> **Your instructions**: Could you filter the records below and return each line that holds "primary"?

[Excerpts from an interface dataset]
____________
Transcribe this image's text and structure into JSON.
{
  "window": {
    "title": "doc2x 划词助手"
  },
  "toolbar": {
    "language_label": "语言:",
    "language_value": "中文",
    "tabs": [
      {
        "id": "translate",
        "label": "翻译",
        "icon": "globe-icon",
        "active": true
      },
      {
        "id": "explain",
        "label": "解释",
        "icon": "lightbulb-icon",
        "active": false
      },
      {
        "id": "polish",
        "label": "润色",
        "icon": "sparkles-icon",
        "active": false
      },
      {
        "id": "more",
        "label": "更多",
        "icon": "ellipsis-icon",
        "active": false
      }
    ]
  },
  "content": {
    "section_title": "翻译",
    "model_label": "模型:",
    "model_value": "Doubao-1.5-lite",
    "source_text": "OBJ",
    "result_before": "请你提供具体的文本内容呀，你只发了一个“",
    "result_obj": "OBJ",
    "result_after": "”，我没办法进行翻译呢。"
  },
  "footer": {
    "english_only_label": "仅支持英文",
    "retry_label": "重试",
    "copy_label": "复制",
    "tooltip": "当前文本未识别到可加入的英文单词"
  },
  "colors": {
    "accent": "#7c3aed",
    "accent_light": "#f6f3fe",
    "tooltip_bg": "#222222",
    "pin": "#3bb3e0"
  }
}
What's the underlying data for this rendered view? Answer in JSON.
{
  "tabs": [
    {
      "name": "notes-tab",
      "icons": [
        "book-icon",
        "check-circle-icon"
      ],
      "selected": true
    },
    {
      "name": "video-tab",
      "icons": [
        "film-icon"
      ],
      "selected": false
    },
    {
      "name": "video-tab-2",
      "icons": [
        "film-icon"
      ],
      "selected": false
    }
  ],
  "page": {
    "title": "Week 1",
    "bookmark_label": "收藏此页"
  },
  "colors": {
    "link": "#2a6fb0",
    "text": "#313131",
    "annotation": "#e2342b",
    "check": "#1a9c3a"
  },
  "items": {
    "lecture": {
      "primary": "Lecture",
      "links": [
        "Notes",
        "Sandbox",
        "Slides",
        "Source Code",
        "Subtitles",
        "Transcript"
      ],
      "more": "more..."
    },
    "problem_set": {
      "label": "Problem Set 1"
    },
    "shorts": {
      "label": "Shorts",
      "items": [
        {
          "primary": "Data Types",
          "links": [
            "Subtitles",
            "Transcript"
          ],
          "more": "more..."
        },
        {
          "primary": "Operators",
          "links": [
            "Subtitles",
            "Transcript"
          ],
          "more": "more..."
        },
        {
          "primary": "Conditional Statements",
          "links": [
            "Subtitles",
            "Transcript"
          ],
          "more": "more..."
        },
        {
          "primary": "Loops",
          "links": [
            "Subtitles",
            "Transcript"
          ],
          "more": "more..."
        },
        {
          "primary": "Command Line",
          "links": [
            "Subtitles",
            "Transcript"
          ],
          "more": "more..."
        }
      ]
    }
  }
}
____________
> **Problem solution**:
      "primary": "Lecture",
          "primary": "Data Types",
          "primary": "Operators",
          "primary": "Conditional Statements",
          "primary": "Loops",
          "primary": "Command Line",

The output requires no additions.